It’s no big secret that Varitek was not the best defensive catcher to ever put on the gear (he allowed 992 stolen bases in his career, more than any active player at the time of his retirement), but the way that he managed the game and kept runners off the bases in the first place made up for that. While I’ve never spoken to him personally, if I had to guess Varitek could have told you the tendencies of every hitter in the American League and probably half of the National League as well. He was a player that was always watching film or reading scouting reports both about opposing hitters and about his own pitching staff so that he could help them improve too. There are some players that just know the game inside and out, and Varitek is one of the few who understand what it means to be a professional and to hone your craft. He did win a Gold Glove in 2005, so the managers and coaches that he faced did notice and appreciate what he meant to the Sox organization though his numbers may not have exhibited that.
Offensively is where Varitek set himself apart from many other catchers. For his career, ‘Tek hit .256 with 193 homeruns and 757 runs batted in. In the playoffs he added another 11 homers and 33 RBIs, making him one of the more prominent catchers of his generation. Historically, many teams went with a rock-solid defensive catcher instead of a more prolific offensive catcher and while that’s not always the case today, Varitek may be a catalyst for that change. ‘Tek was a guy who just cared about doing his job and getting on base and his .341 career on base percentage is not too shabby.

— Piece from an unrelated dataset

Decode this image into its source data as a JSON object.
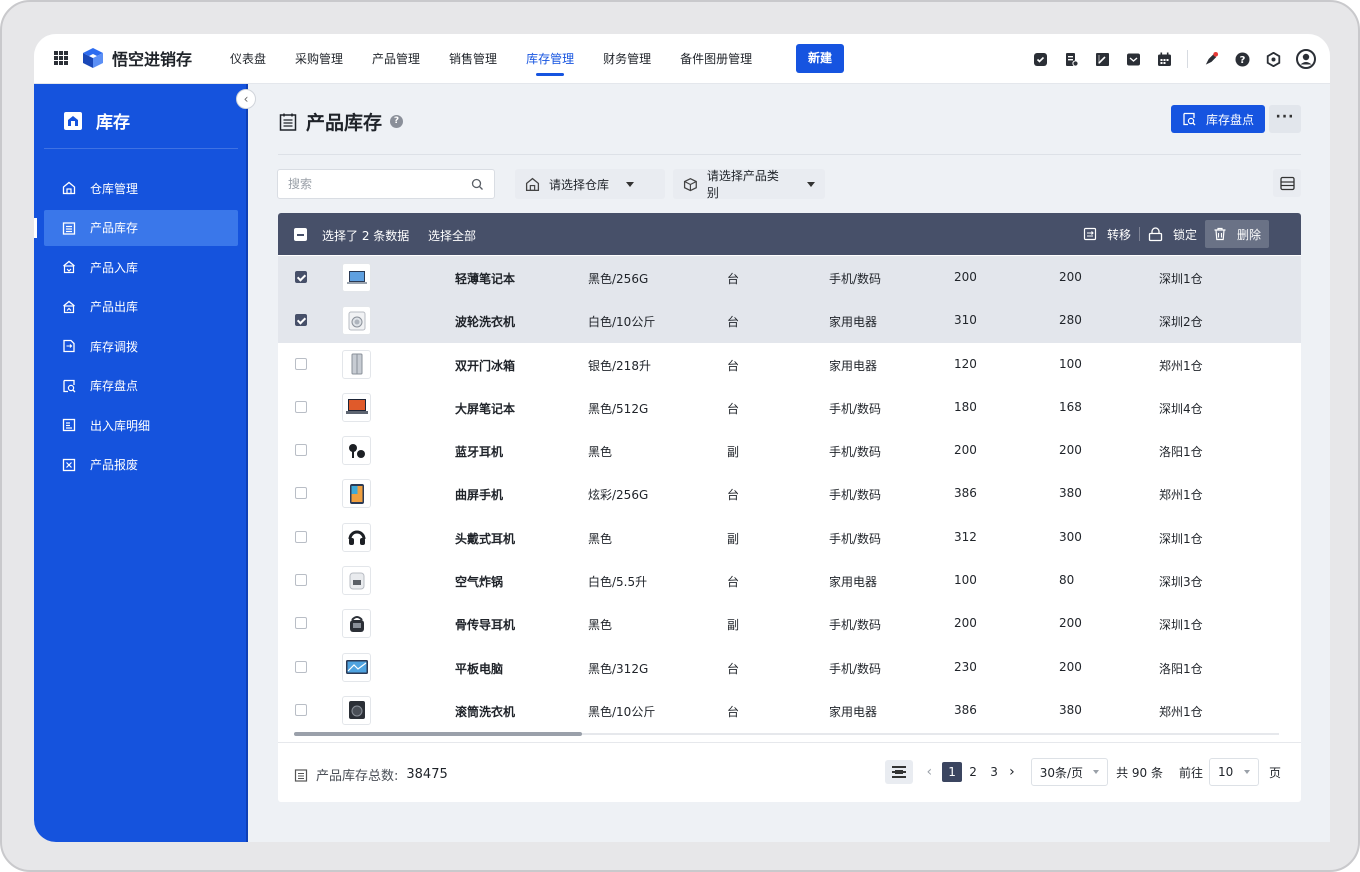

As I mentioned before, Jason Varitek was a three-time All-Star in Boston. He was also a key member of both Red Sox World Championship teams in the 2000s (2004 and 2007). He was named captain in 2005 and held that role throughout the rest of his career in Boston, and when he’s inducted into the Red Sox Hall of Fame he’ll most likely have the ‘C’ on his plaque. In addition to the 2005 Gold Glove Award he also won the Silver Slugger that year, awarded to the best offensive player at each position. He also caught a record 4 no-hitters during his career, a record that may never be broken. In college, at Georgia Tech, ‘Tek also won the 1994 Dick Howser Trophy and the 1994 Golden Spikes Award as he, Nomar Garciaparra and Jay Payton led the Yellow Jackets to Omaha and the final game where they lost to the Oklahoma Sooners after a couple of questionable calls.
For everything that Jason Varitek has done for Boston Red Sox, and everything that he continues to do in the community, I (along with the rest of Red Sox Nation) just want to say thank you. Athletes in general are not the best role models, but there’s a thing or two that we can all learn from Varitek about work ethic, toughness, and battling through adversity. There’s a reason he’s such a likeable guy (unless your name is Alex Rodriguez).